Exploring Cuba's contradictions in Havana
In Havana, an Associated Press reporter explores culture, modernization, and politics. The recent elimination of a pre-authorization process means just about any American can visit the island now.
Havana — Editor's note: Bradley Klapper, who covered this week's US-Cuba talks on re-establishing diplomatic relations for the Associated Press, offers a first-person perspective about visiting Havana for the first time.
Everyone warns you Old Havana is a facade, but it's impossible not to be taken by its charms.
In my hotel room, the soft sound of guitars enters from the balcony. In the cobblestone street below, I enjoy a cigar and watch a teenage girl introduce her boyfriend to her parents as they sit on a bench and pass a cigarette back and forth.
Everyone moves in slow motion.
The area is greener than I imagined, with trees sprouting sideways from oblong squares. Women stand guard in impossibly narrow doorways. Men play handball in the hollowed-out courtyard of one of the city's countless crumbled edifices. Tapas bars fill in the cracks.
For a foreigner who isn't coming with predetermined notions of Cuba as global boogeyman or socialist paradise, each alley and avenue, each conversation with a Cuban, complicates the picture. I'm nowhere near the first Westerner, American or journalist to visit Havana — and I know it. But I want to make sense of the place.
Many more like me could embark on this voyage soon. Although hundreds of thousands of Cuban-Americans make the trip each year and the intrepid traveler always finds a way in, the U.S. embargo has blocked countless more from visiting a country just 90 miles south of Florida.
President Barack Obama's decision last month to improve relations with Cuba and ease trade and travel rules to the island has changed all of that. The U.S. government insists only certain groups of Americans may visit Cuba, but the elimination of a pre-authorization process means just about anyone can come.
Some of Cuba's contradictions are immediately apparent.
In the Plaza Vieja, a Paul & Shark boutique sells sweaters for as much as a doctor here makes in months. The city offers new bars and restaurants. Some of the best, I'm told, belong to people with connections to the communist government or access to expatriate cash, or both.
Propaganda is pervasive, though tame. The murals are worn and sometimes entirely rubbed out, leaving tones of delicate ochre across building walls where more of Fidel Castro's citations and Che Guevara's portraits once stood.
In the 16th century Plaza de Armas, an elderly man offers me Associated Press Wirephoto prints from the 1950s along with other relics of Fulgencio Batista's period in power, along with the usual knick-knacks of the revolution. A minute later, a young man approaches and tells me has "nice girls" for sale.
Uneven signs of modernization are everywhere.
The main thoroughfares are well paved. State-of-the-art pedestrian signals are installed, providing second-by-second countdowns. They cut through neighborhoods ranging from ramshackle glory to the plain shabby, where buildings strain to stand.
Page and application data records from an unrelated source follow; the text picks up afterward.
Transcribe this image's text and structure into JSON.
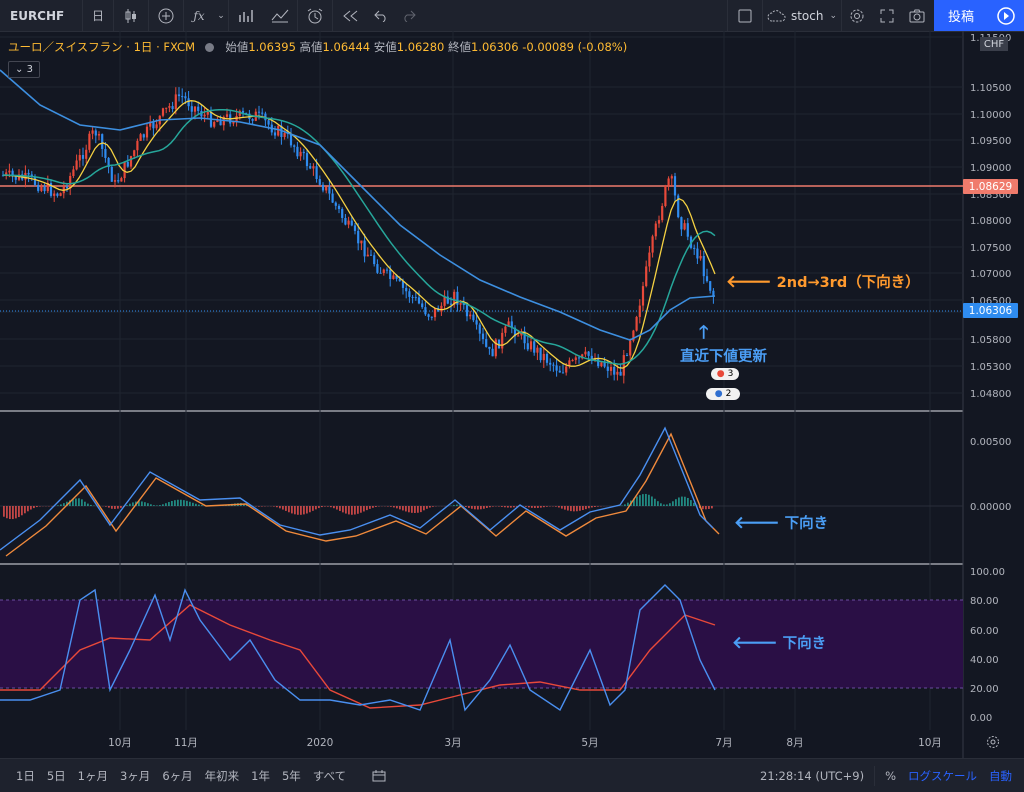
{
  "toolbar": {
    "symbol": "EURCHF",
    "interval": "日",
    "compare_icon": "plus-circle-icon",
    "indicators_icon": "fx-icon",
    "style_icon": "candles-icon",
    "alert_icon": "alarm-icon",
    "replay_icon": "rewind-icon",
    "undo_icon": "undo-icon",
    "redo_icon": "redo-icon",
    "layout_name": "stoch",
    "publish_label": "投稿"
  },
  "legend": {
    "title": "ユーロ／スイスフラン · 1日 · FXCM",
    "open_label": "始値",
    "open": "1.06395",
    "high_label": "高値",
    "high": "1.06444",
    "low_label": "安値",
    "low": "1.06280",
    "close_label": "終値",
    "close": "1.06306",
    "change": "-0.00089 (-0.08%)",
    "collapse_count": "3"
  },
  "price_axis": {
    "currency": "CHF",
    "ticks": [
      "1.11500",
      "1.10500",
      "1.10000",
      "1.09500",
      "1.09000",
      "1.08500",
      "1.08000",
      "1.07500",
      "1.07000",
      "1.06500",
      "1.06000",
      "1.05800",
      "1.05300",
      "1.04800"
    ],
    "hline_value": "1.08629",
    "last_price": "1.06306"
  },
  "macd_axis": {
    "ticks": [
      "0.00500",
      "0.00000"
    ]
  },
  "stoch_axis": {
    "ticks": [
      "100.00",
      "80.00",
      "60.00",
      "40.00",
      "20.00",
      "0.00"
    ]
  },
  "time_axis": {
    "ticks": [
      "10月",
      "11月",
      "2020",
      "3月",
      "5月",
      "7月",
      "8月",
      "10月"
    ]
  },
  "annotations": {
    "price_arrow_text": "2nd→3rd（下向き）",
    "price_up_text": "直近下値更新",
    "macd_text": "下向き",
    "stoch_text": "下向き",
    "event_badge_1": "3",
    "event_badge_2": "2"
  },
  "bottom": {
    "ranges": [
      "1日",
      "5日",
      "1ヶ月",
      "3ヶ月",
      "6ヶ月",
      "年初来",
      "1年",
      "5年",
      "すべて"
    ],
    "time": "21:28:14 (UTC+9)",
    "percent": "%",
    "log_scale": "ログスケール",
    "auto": "自動"
  },
  "colors": {
    "background": "#131722",
    "up_candle": "#e8493a",
    "down_candle": "#2f8cf0",
    "ma_short": "#f5d142",
    "ma_mid": "#26a69a",
    "ma_long": "#3d8fe0",
    "hline": "#f07b6c",
    "macd_line": "#4a8ff0",
    "signal_line": "#f08a3c",
    "stoch_band": "#2a0f45",
    "annotation_orange": "#ff9a2e",
    "annotation_blue": "#4b9ef5",
    "accent": "#2962ff"
  }
}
At Havana's old port, the halls lie bare and ghostly, a heaping mass of decrepit iron.
Iconic yesteryear Fords, Dodges and Chevys parade the boulevards, along with humbler Russian-made cars of the post-revolution era. There are plenty of new cars, too, though you have to wonder where they all come from. The official price of a Peugeot can reach $250,000.
Driving around, you see the magical and the mundane of Cuba's capital. Along with the grand hotels once frequented by Frank Sinatra and Ernest Hemingway, there are schools, athletic centers and countless public places where people gather.
If my French sounds like a Spanish cow, I speak Spanish like a French donkey — that is to say, enough to get by but hardly enough to impress. My driver only speaks Spanish. He guides me to the right word when I dip into French or Italian. Many younger folks speak English.
Everyone speaks of family in Florida and New York, or even Oregon.
There is no sense of "us" and "them." My driver's daughter and granddaughter live in Miami. At Santy's, a swanky fish joint, an ascot-wearing guitarist talks of his son who reached the United States by raft. He says his son is Ojani Noa, the first husband of American singer Jennifer Lopez.
The U.S. government often hails the entrepreneurial spirit of Cubans. It doesn't come naturally to all of them. A taxi driver takes me to the upscale Vedado neighborhood one evening and can't break the equivalent of a $20 bill. In fact, he has no money on him whatsoever. The customer, he says, should have exact change.
If you ask about politics, the response often starts with a deep breath or shrug. Cubans are mostly interested in economic improvement, one invariably hears, and an intangible "normal" in their lives.
Along the seaside promenade, the Malecon, groups of teenagers enjoy the evening air. Lovers embrace. The police are everywhere.